For us, however, there is a rare pleasure in being at the mercy of the elements. One feels connected with nature in a way which is harder to discern in Berlin. In Barra, there is a real sense of a link to things that are sacred and simple. That, in part, is due to the Barra landscape.
I paused this morning in driving snow by a ruined chapel at Eoligarry, where a stone bears a runic inscription which reveals that it is a memorial to Thorgerth, Steinar’s daughter. The reverse side of the stone has a beautiful Celtic design with interlaced plaits. It’s a reminder that this island has seen Norse and Irish settlers who all brought their own rites and rituals.
Across Barra, there are stone rings and burial cairns which all attest to the importance of ceremony in the Barra landscape. But ceremony here is not merely a matter of history, for the rhythm of the week in this deeply Catholic part of the Outer Hebrides is shaped in part by the daily Mass schedule - and that timetable, it has to be said, is rather more predictable than the boats.

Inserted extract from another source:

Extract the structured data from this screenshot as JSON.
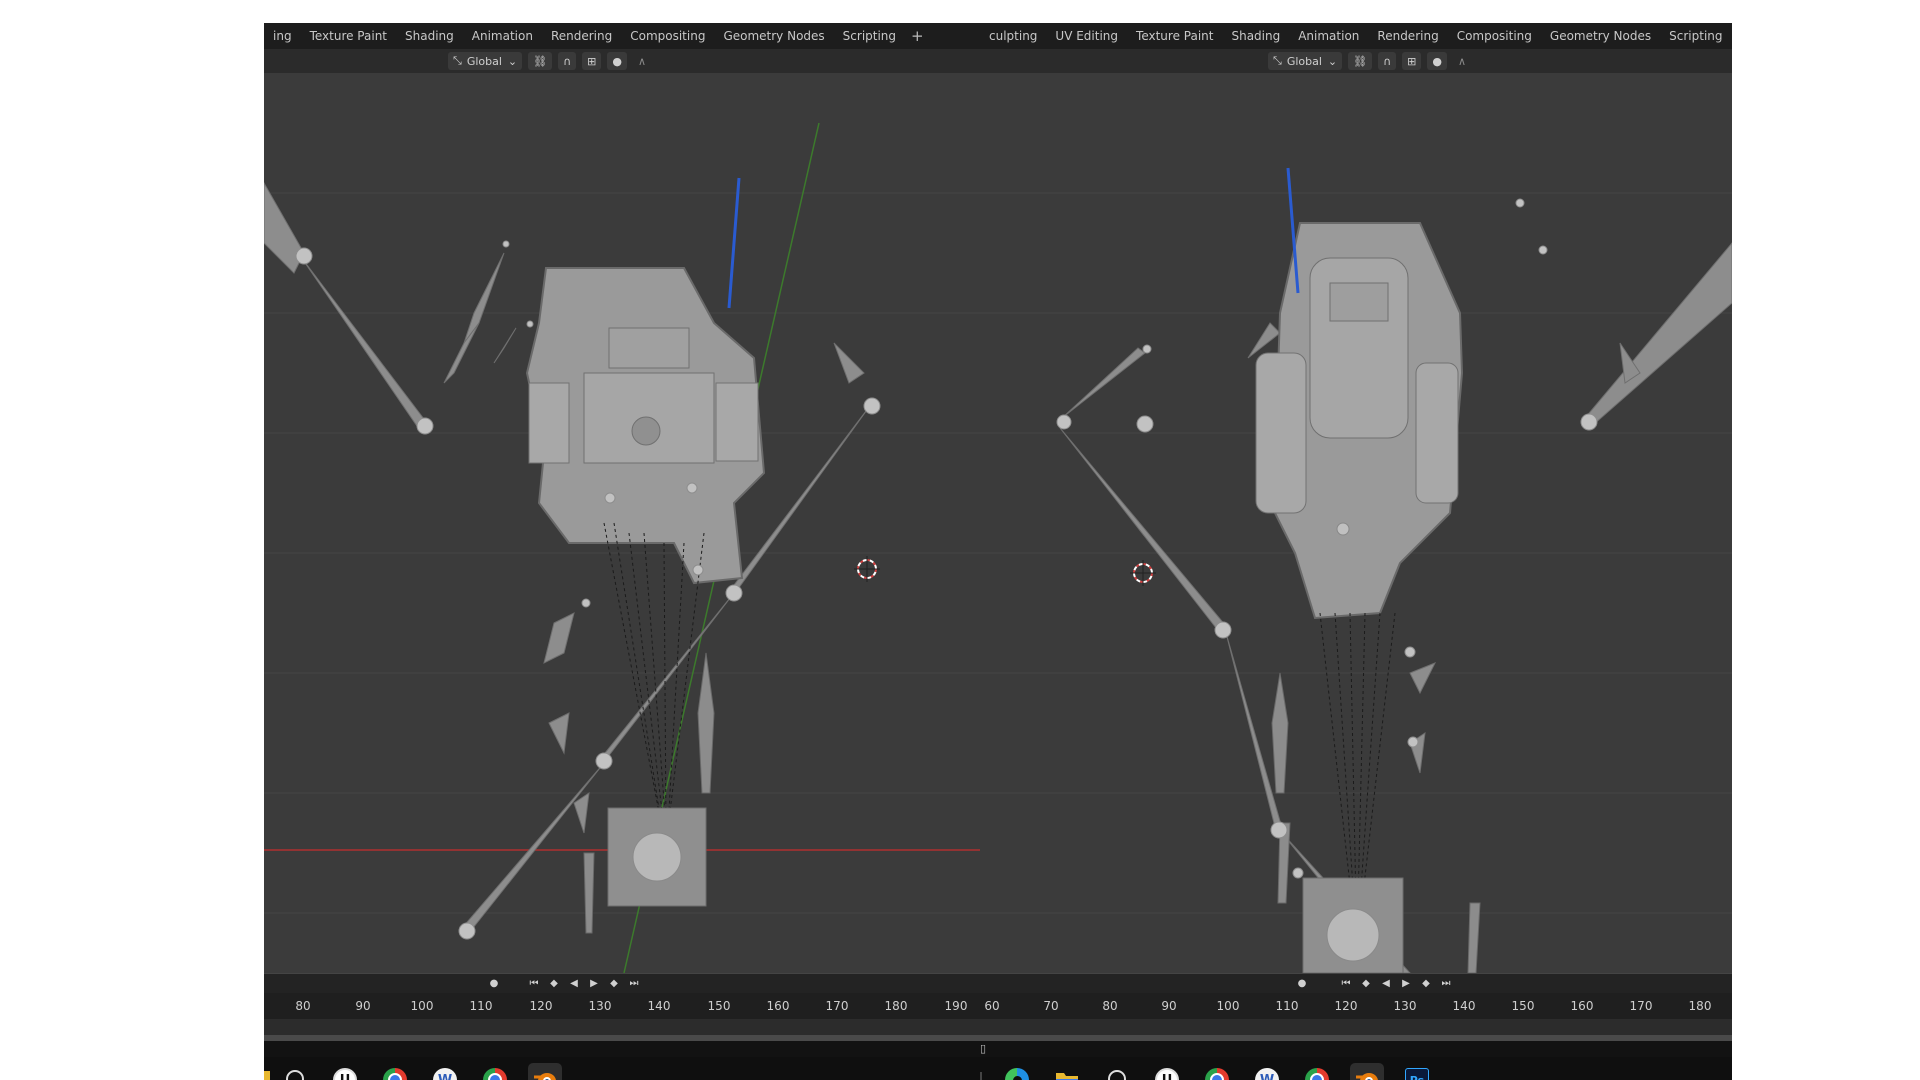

So today being Tuesday, the morning Mass was at Eoligarry. Apart from any spiritual blessings, Tuesday Mass at Eoligarry gives a good pretext to stop afterwards at the café of Barra's small airport where, even if there are no planes, decent coffee is served with a fine view of the great cockle strand which doubles as the airport's runway.
It is a fine spot just to think. Back in Berlin, the lives and deaths of Freya and Morag would never have touched me in the manner in which they do in Barra. There is a very real sense in which I find myself more connected in Barra than would ever be the case in a big city. Wilderness, and island wilderness in particular, brings its own special graces.
(editor, hidden europe magazine)